How do humans perceive sound intensity?

1 Answer
Sep 5, 2014

As humans differ in general, people will perceive it differently.

It can be very technical because perception of loudness will vary depending on the frequency. As you may know, as people age, they will not be able to hear higher frequencies. Wikipedia has a technical article on perception of loudness.

However, I prefer a more general explanation of most human perception given by the Weber-Fechner Law. Essentially, we have a logarithmic sense of intensity rather than one that is linear. This actually corresponds with how we measure sound levels because we use decibels which is a logarithmic measure. Note that this law is a general explanation and is not an exact model for sound loudness.
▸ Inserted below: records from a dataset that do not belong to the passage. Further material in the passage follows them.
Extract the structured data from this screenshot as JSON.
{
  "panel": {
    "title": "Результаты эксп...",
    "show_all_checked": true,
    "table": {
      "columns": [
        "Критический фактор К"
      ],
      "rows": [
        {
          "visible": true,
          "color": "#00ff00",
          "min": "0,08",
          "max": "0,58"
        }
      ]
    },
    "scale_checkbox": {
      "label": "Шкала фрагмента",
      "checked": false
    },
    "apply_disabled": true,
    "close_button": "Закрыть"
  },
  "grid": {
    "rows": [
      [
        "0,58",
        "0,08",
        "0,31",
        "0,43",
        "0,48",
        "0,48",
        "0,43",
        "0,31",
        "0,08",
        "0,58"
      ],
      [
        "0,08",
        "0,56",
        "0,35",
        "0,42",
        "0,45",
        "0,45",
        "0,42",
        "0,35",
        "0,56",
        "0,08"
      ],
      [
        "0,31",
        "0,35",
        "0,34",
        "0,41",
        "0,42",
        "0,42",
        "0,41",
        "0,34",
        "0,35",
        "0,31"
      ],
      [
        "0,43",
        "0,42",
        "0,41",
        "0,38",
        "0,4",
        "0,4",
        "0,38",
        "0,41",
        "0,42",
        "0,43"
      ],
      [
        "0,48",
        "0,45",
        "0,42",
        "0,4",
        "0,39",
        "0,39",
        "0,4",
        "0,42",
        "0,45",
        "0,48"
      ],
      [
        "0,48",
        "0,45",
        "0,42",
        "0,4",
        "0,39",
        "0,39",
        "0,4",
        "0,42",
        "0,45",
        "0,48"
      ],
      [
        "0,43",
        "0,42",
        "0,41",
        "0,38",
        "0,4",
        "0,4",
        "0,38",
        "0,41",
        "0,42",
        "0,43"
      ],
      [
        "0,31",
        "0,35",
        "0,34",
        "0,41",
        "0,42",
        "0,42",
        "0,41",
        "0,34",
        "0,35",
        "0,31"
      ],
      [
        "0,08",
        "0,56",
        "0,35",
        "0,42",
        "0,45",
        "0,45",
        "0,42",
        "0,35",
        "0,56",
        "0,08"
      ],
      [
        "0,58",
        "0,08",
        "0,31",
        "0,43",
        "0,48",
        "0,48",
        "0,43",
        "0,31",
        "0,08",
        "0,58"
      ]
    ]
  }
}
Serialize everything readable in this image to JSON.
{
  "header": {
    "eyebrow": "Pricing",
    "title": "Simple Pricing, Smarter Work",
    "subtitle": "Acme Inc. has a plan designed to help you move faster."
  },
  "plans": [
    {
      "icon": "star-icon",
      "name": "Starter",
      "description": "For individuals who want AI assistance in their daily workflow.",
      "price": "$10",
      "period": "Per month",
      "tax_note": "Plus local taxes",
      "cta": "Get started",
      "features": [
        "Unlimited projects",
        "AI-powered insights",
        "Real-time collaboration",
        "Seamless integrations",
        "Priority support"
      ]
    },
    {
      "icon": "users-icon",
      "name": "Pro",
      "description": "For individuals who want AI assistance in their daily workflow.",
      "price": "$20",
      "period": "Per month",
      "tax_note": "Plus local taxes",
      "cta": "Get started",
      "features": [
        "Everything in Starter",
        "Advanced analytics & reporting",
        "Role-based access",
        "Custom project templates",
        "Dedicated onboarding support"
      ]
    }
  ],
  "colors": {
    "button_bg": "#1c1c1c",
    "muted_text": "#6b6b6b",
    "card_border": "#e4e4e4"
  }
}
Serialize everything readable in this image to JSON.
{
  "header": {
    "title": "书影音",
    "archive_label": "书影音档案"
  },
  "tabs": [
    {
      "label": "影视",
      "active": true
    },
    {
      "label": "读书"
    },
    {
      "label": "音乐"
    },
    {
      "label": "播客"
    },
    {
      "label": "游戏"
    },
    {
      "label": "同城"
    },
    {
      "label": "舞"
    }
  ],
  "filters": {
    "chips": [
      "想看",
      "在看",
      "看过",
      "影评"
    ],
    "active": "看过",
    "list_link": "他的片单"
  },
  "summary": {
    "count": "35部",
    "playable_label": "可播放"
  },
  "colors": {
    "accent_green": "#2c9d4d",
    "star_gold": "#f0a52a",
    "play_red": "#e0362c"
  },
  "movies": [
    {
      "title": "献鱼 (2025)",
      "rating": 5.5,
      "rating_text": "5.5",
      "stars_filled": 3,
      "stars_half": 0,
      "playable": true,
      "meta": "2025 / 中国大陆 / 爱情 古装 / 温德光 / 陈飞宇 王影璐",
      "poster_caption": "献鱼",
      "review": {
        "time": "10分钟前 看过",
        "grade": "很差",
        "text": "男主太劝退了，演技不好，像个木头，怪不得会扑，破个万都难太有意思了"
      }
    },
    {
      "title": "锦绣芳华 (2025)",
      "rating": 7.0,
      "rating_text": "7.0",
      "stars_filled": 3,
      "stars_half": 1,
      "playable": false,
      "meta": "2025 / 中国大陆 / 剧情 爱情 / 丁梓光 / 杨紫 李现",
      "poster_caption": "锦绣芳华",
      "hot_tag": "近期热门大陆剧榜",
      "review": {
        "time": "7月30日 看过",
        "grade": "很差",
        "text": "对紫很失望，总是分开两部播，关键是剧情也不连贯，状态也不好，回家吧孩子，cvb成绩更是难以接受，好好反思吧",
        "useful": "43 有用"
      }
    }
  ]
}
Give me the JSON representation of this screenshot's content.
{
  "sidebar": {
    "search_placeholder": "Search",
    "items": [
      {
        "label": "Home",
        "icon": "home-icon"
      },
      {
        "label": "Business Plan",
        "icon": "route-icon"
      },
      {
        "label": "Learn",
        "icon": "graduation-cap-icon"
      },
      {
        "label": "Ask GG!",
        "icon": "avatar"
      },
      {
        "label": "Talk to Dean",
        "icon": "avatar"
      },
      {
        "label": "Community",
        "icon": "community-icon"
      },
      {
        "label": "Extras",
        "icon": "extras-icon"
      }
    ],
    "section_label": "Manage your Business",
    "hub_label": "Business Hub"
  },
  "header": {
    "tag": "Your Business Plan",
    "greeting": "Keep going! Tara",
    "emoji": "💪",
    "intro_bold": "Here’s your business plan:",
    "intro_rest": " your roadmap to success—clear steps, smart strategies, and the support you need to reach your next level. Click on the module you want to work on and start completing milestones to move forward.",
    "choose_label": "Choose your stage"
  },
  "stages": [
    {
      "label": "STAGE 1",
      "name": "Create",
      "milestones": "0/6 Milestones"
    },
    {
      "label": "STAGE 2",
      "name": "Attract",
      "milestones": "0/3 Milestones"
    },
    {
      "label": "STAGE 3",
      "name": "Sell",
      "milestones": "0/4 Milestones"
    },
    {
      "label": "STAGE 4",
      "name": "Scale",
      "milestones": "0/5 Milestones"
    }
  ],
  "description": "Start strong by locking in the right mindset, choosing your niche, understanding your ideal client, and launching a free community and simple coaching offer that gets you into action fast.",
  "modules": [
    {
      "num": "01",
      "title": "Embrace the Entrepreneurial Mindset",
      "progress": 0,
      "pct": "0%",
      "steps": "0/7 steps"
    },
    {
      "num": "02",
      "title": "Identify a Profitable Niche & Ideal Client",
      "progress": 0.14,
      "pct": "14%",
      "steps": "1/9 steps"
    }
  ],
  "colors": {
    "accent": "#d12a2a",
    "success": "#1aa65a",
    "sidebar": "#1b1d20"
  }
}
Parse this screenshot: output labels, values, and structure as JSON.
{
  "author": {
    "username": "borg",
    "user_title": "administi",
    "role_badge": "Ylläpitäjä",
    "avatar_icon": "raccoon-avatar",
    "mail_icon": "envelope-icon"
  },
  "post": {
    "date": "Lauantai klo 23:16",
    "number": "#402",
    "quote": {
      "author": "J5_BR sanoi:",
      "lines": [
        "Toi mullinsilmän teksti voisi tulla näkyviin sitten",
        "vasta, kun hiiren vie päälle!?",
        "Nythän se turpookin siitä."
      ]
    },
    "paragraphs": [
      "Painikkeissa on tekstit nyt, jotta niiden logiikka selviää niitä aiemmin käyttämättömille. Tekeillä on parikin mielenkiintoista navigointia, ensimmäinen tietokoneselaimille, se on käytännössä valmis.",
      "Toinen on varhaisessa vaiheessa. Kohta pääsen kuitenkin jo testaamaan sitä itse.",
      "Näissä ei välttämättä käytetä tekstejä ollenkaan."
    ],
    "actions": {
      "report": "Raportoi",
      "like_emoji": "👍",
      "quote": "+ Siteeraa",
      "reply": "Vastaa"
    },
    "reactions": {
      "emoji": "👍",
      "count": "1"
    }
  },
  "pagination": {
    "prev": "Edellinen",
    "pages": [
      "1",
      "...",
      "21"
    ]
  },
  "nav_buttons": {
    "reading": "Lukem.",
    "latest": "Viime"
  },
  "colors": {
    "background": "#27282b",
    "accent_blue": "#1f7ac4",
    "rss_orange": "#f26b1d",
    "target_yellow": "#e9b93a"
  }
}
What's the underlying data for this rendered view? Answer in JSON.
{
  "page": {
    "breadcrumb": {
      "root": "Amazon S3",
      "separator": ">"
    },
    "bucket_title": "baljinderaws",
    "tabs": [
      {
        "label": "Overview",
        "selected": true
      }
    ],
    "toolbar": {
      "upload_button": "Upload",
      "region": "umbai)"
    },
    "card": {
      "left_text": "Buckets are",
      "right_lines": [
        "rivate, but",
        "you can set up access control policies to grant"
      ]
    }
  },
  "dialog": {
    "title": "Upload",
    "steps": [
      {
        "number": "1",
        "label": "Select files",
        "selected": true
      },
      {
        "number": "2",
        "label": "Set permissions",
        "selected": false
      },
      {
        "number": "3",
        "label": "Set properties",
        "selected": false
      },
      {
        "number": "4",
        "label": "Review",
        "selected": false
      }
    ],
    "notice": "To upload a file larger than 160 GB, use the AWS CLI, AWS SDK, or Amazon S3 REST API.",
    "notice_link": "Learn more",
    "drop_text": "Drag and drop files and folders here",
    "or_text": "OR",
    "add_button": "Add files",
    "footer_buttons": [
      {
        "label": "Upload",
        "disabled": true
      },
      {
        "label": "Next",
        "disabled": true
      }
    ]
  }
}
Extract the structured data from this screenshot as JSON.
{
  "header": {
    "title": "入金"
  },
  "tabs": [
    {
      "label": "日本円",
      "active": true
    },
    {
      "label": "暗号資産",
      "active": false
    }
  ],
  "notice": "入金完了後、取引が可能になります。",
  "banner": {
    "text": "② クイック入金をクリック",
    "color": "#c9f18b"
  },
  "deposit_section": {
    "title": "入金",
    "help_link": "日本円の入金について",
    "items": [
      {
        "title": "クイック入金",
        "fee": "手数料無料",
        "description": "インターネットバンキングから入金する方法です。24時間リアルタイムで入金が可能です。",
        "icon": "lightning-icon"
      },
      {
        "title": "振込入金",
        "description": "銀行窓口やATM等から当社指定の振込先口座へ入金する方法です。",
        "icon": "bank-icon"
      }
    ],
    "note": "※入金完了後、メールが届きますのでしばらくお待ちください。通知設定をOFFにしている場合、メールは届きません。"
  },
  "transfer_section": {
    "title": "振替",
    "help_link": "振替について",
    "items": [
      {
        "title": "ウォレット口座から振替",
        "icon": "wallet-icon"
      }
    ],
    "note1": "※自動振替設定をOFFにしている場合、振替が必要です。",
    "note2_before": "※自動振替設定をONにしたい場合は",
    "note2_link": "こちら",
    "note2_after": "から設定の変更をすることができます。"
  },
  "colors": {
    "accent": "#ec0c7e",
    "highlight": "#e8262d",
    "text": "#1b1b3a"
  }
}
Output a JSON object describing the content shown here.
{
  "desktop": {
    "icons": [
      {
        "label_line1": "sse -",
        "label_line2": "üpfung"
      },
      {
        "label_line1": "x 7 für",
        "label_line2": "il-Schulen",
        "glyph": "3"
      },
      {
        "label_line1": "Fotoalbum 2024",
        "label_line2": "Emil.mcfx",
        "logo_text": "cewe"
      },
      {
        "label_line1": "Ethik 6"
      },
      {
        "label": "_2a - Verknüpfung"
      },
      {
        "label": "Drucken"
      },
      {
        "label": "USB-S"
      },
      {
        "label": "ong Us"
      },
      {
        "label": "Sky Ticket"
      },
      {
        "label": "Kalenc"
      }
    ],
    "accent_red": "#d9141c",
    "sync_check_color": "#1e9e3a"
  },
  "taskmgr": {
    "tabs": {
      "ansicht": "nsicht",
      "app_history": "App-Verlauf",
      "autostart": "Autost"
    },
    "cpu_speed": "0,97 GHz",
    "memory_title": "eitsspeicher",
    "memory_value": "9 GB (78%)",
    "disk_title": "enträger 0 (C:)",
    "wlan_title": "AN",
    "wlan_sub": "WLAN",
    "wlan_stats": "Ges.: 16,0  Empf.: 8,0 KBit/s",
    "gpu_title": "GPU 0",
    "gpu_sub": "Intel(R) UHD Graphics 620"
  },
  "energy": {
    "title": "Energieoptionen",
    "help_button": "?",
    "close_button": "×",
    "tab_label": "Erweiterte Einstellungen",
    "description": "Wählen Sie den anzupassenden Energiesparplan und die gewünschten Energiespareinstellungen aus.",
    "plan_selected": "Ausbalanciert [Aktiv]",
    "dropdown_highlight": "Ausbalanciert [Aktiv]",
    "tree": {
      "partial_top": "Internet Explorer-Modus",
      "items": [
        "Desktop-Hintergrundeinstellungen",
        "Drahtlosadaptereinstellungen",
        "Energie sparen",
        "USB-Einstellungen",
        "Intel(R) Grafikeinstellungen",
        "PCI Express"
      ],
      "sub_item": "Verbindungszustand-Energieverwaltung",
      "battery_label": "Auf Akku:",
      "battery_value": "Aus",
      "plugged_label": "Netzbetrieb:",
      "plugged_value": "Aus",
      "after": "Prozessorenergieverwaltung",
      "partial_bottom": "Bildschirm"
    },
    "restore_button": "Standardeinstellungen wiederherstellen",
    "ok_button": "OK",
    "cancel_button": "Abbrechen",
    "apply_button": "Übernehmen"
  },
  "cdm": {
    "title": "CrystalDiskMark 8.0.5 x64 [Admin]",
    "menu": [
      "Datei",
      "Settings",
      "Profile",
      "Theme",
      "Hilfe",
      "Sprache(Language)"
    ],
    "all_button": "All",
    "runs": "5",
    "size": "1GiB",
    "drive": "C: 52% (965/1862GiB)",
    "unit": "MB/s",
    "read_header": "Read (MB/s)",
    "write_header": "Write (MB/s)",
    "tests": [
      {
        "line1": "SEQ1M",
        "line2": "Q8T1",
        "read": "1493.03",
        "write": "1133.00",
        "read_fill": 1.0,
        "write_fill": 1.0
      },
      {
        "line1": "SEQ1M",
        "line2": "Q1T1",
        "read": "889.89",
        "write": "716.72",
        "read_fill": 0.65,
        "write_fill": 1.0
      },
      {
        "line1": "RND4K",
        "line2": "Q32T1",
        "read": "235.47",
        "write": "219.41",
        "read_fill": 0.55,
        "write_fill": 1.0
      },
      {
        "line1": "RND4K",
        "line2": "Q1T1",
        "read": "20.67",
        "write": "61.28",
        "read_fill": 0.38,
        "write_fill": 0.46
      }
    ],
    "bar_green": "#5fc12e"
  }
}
Here's an example with weight because it's easy to replicate. If you take 2 weights, one in each hand: one that is #100 g# and another that is #200 g#. You would have no trouble telling which one is heavier. Now, take another 2 weights with the same difference: one that is 10.0 kg and another that is 10.1 kg. You would have a tougher, maybe impossible, time of saying which one is heavier.